The car that ran on brandy
Chrysler took a leap of faith with the first jet-propelled motorcar
“I’M leaving on a jet plane,” warbled Peter, Paul and Mary plaintively in their 1970 hit cover of a 1966 John Denver song.
A mere 10 years before the “Mountain high” song-smith composed his ballad of bittersweet parting, the words would have been “I’m leaving on a piston-engined plane”, which somehow just does not cut it in the lyrics department.
Just as much as it was the era of Vietnam, hippies, LSD and free love, the 1960s was the decade when the jet engine — or more accurately the gas turbine — came of age.
It was therefore virtually inevitable that someone would think of applying gas turbine technology to the everyday motor car.
Rather appropriately it was Chrysler that took on the mantle of making the only serious attempt to provide everyman — and woman for that matter — with jet-propelled transport.
Appropriate because Chrysler’s chief stylist in the 1950s, Virgil Exner, had something of a love affair with things aeronautical, as evidenced by the rather grotesque fins which towered at the rear of cars such as the 1959 Plymouth.
In contrast to Exner’s exuberant designs, the bodies of the gas turbine car had a relatively restrained and elegant design executed by Ghia of Turin, Italy and then shipped to the U.S. for completion.
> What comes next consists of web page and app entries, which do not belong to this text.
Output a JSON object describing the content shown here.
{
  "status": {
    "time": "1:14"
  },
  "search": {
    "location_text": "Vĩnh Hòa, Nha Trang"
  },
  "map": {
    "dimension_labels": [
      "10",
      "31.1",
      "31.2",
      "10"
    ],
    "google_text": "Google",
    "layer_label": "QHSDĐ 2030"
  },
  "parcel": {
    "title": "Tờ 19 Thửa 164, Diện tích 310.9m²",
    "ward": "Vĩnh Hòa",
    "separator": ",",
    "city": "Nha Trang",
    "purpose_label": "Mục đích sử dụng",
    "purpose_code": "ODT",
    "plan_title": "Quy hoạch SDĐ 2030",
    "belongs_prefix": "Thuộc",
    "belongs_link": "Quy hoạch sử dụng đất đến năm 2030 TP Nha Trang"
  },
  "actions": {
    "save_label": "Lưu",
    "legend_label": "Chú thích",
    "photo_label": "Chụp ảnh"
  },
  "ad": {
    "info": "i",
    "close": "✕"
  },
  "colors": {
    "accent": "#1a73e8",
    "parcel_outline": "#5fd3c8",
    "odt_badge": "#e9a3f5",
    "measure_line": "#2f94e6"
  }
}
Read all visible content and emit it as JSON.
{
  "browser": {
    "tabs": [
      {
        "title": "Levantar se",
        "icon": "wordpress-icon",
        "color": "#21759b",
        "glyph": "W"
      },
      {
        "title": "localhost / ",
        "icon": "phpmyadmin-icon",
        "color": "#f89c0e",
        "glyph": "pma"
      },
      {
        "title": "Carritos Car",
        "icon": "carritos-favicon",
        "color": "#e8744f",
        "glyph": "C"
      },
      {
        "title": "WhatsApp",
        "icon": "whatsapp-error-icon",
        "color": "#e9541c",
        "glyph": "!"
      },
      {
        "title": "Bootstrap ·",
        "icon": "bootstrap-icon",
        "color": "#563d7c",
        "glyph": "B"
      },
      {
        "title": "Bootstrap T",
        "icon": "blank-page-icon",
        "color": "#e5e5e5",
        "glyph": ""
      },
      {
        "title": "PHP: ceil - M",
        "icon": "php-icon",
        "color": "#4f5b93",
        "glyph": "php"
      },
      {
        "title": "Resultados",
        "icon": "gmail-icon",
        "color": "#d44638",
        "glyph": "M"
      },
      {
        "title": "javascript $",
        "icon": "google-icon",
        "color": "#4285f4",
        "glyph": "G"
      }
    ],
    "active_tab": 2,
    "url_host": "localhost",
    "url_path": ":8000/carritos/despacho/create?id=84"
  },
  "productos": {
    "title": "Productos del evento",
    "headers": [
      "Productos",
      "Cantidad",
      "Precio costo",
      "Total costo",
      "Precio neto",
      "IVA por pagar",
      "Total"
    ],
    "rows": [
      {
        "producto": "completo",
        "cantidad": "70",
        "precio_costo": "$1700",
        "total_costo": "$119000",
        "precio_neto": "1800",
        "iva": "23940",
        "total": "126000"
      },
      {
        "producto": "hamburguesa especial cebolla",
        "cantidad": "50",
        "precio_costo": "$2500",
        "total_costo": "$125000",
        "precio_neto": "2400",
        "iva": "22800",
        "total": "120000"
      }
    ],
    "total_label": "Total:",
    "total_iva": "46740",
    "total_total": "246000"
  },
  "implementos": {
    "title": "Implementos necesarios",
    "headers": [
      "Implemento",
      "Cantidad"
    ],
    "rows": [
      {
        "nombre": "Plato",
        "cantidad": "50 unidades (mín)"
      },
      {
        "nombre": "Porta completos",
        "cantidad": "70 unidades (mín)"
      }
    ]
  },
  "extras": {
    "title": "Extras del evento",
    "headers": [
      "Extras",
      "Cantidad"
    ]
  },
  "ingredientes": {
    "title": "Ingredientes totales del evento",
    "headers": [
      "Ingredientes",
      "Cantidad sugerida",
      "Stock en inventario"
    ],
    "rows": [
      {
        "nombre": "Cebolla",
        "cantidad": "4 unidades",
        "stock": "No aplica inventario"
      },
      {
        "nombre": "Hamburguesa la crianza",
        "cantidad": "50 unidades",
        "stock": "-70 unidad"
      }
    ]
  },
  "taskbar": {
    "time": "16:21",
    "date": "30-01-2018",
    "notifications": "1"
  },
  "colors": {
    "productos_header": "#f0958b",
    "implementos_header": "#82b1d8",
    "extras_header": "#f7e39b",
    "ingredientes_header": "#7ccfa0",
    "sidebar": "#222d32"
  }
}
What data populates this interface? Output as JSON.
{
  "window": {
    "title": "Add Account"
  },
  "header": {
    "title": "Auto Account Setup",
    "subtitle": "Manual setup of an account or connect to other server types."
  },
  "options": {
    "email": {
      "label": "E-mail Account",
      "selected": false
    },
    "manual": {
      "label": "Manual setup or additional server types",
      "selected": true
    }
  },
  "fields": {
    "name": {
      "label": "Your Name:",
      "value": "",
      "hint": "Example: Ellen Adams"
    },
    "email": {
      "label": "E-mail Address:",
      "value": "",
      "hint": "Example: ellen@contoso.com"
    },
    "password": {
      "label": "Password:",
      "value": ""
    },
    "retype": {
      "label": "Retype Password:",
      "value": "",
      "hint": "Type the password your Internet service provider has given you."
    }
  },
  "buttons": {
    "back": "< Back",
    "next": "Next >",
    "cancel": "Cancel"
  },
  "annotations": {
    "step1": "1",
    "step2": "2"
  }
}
Chrysler’s plan was to build 55 cars. Five would be used for ongoing research while the remainder would be handed over to some 200 ordinary Americans for real-world testing, starting in 1963.
Inevitably certain myths and legends surrounded the world’s first road-going jet car. Horror stories of Aunt Betty’s nylon stockings turned into a flaming inferno or of great furrows of melted tar created by the fiery blast of the jet engine’s exhaust proved wholly fallacious.
Chrysler’s energy recovery system in fact meant that the exhaust was cooler than that emerging from one of its piston engines. Less favourable for the manufacturer was the myth that the car would be like a jet aeroplane, incredibly fast and powerful.
It was actually something of a sluggard in the performance stakes, with a noticeable amount of the sort of lag which used to afflict early turbo-charged engines.
Besides the almost uncanny smoothness of the gas turbine, Chrysler’s marketers also highlighted the new car’s ability to run on anything flammable. To demonstrate this, one of the cars shown in Paris ran sweetly on Chanel No 5, while the Mexican president was able to fire up the Chrysler on tequila.
The car brought to South Africa showed a predilection for Martell 5-star brandy, allowing for an adaptation of the South African folk song to “Brannewyn laat my gaan”.
In fact seemingly the only thing the new car could not run on was leaded petrol — the tipple of choice for most of America’s gas-guzzling leviathans of the 1960s.
Another small drawback — less so in the 1960s than the subsequent decade — was that an owner was likely to need the world’s entire supply of Chanel No. 5 for the French machine, while the Mexicans and South Africans would both require dedicated distilleries, as the Chrysler, at 21,4 litres to 100 km, was not exactly economical.
If one added to this the fact that the new car had all the aural romance of a large vacuum cleaner, it was always going to be a hard sell to get Americans to give up their great, big, burbling V8s in order to embrace the jet age.
And so it proved to be. Chrysler eventually abandoned the gas turbine project entirely in the late 1970s and for various reasons all but nine of the 55 cars used for the 1960s trial were destroyed. Of the nine, only three are still running — the rest are museum pieces.
All in all it proved to be a case of “Nice try, but no cigar!”
Chrysler’s marketers also highlighted the new car’s ability to run on anything flammable. To demonstrate this, one of the cars shown in Paris ran sweetly on Chanel No. 5, while the Mexican president was able to fire up the Chrysler on tequila … The car brought to South Africa showed a predilection for Martell 5-star brandy, allowing for an adaptation of the South African folk song to ‘Brannewyn laat my gaan’.
Legendary American car collector Jay Leno leaves the Rodeo Drive Concours d’Elegance in his Chrysler Turbine Car.